I’ve been slowly reading through Gail Fisher’s The Thinking Dog: Crossover to Clicker Training and it’s been an interesting exercise in figuring out what I’m doing. As we’ve progressed with Knox’s reactivity, having both good and bad days, I’ve begun to worry about whether or not I’m 1) using food effectively, 2) focusing too much on “positive/negative reinforcement/punishment.”
The biggest thing that opened my eyes was remembering that B.F. Skinner (and Thorndike) are psychologists, which means their use of terminology is not the way we, non-psychologists, would.
Positive (+): to add
Negative (-): to remove
This seems simple enough to comprehend, but how does it apply with reinforcement and punishment? What does reinforcement and punishment even mean?
They are consequences. Reinforcement (R) strengthens while punishment (P) weakens.
We should not simply assume that punishment means something aversive, physical, or painful. As humans, we tend to think of punishment as being hit but in reality, we learn the same way as children: “no going outside to play until you clean your room!”
Gail breaks down the four possible behavioural effectors the best. How many owners think they’re only R+? I definitely thought I was very limited in using any of the other quadrants!
Positive Reinforcement (R+): The trainer adds something desirable to the dog to strengthen a behaviour. The dog perceives that his behaviour results in good things.
“Sitting means praise and hot dogs!”
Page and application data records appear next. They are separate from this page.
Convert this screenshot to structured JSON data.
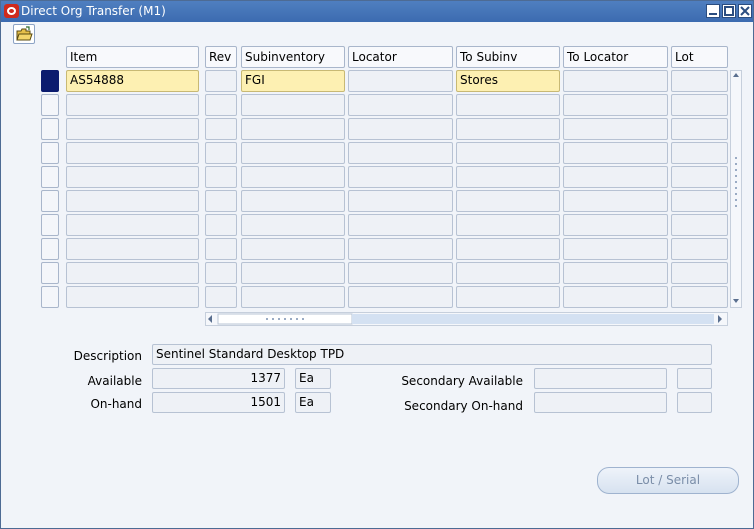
{
  "window": {
    "title": "Direct Org Transfer (M1)"
  },
  "table": {
    "headers": [
      "Item",
      "Rev",
      "Subinventory",
      "Locator",
      "To Subinv",
      "To Locator",
      "Lot"
    ],
    "rows": [
      [
        "AS54888",
        "",
        "FGI",
        "",
        "Stores",
        "",
        ""
      ],
      [
        "",
        "",
        "",
        "",
        "",
        "",
        ""
      ],
      [
        "",
        "",
        "",
        "",
        "",
        "",
        ""
      ],
      [
        "",
        "",
        "",
        "",
        "",
        "",
        ""
      ],
      [
        "",
        "",
        "",
        "",
        "",
        "",
        ""
      ],
      [
        "",
        "",
        "",
        "",
        "",
        "",
        ""
      ],
      [
        "",
        "",
        "",
        "",
        "",
        "",
        ""
      ],
      [
        "",
        "",
        "",
        "",
        "",
        "",
        ""
      ],
      [
        "",
        "",
        "",
        "",
        "",
        "",
        ""
      ],
      [
        "",
        "",
        "",
        "",
        "",
        "",
        ""
      ]
    ]
  },
  "details": {
    "description_label": "Description",
    "description_value": "Sentinel Standard Desktop TPD",
    "available_label": "Available",
    "available_value": "1377",
    "available_uom": "Ea",
    "onhand_label": "On-hand",
    "onhand_value": "1501",
    "onhand_uom": "Ea",
    "secondary_available_label": "Secondary Available",
    "secondary_available_value": "",
    "secondary_available_uom": "",
    "secondary_onhand_label": "Secondary On-hand",
    "secondary_onhand_value": "",
    "secondary_onhand_uom": ""
  },
  "buttons": {
    "lot_serial": "Lot / Serial"
  },
  "icons": {
    "toolbar": "open-folder-icon",
    "app": "oracle-logo-icon"
  },
  "colors": {
    "titlebar": "#3c6bb0",
    "required_field": "#fdf0b2",
    "selected_row": "#0b1b6e"
  }
}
Negative Reinforcement (R-): The trainer’s goal is to strengthen a behaviour by removing something the dog perceives as undesirable. The dog perceives this as bad things stop when I do this.
“When I stop pulling while on leash, the pressure from my head halti stops. Not pulling = no more pressure.”
Positive Punishment (P+): The trainer adds something undesirable to weaken a behaviour. The dog perceives this as bad things result.
“When I bark at dogs, I get a leash pop.”
Negative Punishment (P-): The trainer takes away something desireable for the purpose of weakening a behaviour.” The dog perceives this as good things stop.
“When I bark at my human, my human goes away.”
As we’re slowly incorporating more and more techniques into our reactivity repertoire, I’m realizing there are people that are against Behavioural Adjustment Training (BAT) because it is based on negative reinforcement. While that’s an completely different can of worms, it teaches the dog that “if I react to the dog, it doesn’t go away” and the dog can make good decisions to get away from the undesirable thing: reacting doesn’t make it go away. Giving calm behaviours does.
Just as we socialize puppies by introducing them to potential stressors (loud noises, random textures, different people, different dogs, etc.), controlled introduction to potential stressors (or punishment) teaches a dog to cope, adapt and learn how to deal with it appropriately.